- _Work task_
Working from the listing below, set down every line exactly.

- _Extracted material_
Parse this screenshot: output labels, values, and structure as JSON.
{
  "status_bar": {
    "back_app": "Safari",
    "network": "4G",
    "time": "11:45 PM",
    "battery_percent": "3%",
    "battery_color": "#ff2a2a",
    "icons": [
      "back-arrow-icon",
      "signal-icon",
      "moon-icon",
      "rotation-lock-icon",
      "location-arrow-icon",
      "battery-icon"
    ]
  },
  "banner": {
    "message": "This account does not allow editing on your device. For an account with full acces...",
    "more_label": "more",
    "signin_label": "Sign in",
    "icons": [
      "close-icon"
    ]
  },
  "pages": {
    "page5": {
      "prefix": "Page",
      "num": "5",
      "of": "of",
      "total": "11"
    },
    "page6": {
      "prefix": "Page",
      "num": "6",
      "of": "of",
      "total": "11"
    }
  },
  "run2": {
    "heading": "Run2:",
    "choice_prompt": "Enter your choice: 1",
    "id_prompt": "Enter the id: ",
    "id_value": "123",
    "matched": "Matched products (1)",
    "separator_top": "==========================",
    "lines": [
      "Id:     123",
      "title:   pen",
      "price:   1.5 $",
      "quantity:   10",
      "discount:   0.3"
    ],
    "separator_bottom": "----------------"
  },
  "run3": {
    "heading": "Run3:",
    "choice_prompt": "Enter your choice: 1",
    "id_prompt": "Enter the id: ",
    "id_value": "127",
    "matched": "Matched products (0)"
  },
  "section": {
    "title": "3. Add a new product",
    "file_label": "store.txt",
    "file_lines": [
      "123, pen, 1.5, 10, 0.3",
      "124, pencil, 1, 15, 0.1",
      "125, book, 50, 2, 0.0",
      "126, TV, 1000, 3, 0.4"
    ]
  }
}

- _Expected answer_
Parse this screenshot: output labels, values, and structure as JSON.
{
  "status_bar": {
    "back_app": "Safari",
    "network": "4G",
    "time": "11:45 PM",
    "battery_percent": "3%",
    "battery_color": "#ff2a2a",
    "icons": [
      "back-arrow-icon",
      "signal-icon",
      "moon-icon",
      "rotation-lock-icon",
      "location-arrow-icon",
      "battery-icon"
    ]
  },
  "banner": {
    "message": "This account does not allow editing on your device. For an account with full acces...",
    "more_label": "more",
    "signin_label": "Sign in",
    "icons": [
      "close-icon"
    ]
  },
  "pages": {
    "page5": {
      "prefix": "Page",
      "num": "5",
      "of": "of",
      "total": "11"
    },
    "page6": {
      "prefix": "Page",
      "num": "6",
      "of": "of",
      "total": "11"
    }
  },
  "run2": {
    "heading": "Run2:",
    "choice_prompt": "Enter your choice: 1",
    "id_prompt": "Enter the id: ",
    "id_value": "123",
    "matched": "Matched products (1)",
    "separator_top": "==========================",
    "lines": [
      "Id:     123",
      "title:   pen",
      "price:   1.5 $",
      "quantity:   10",
      "discount:   0.3"
    ],
    "separator_bottom": "----------------"
  },
  "run3": {
    "heading": "Run3:",
    "choice_prompt": "Enter your choice: 1",
    "id_prompt": "Enter the id: ",
    "id_value": "127",
    "matched": "Matched products (0)"
  },
  "section": {
    "title": "3. Add a new product",
    "file_label": "store.txt",
    "file_lines": [
      "123, pen, 1.5, 10, 0.3",
      "124, pencil, 1, 15, 0.1",
      "125, book, 50, 2, 0.0",
      "126, TV, 1000, 3, 0.4"
    ]
  }
}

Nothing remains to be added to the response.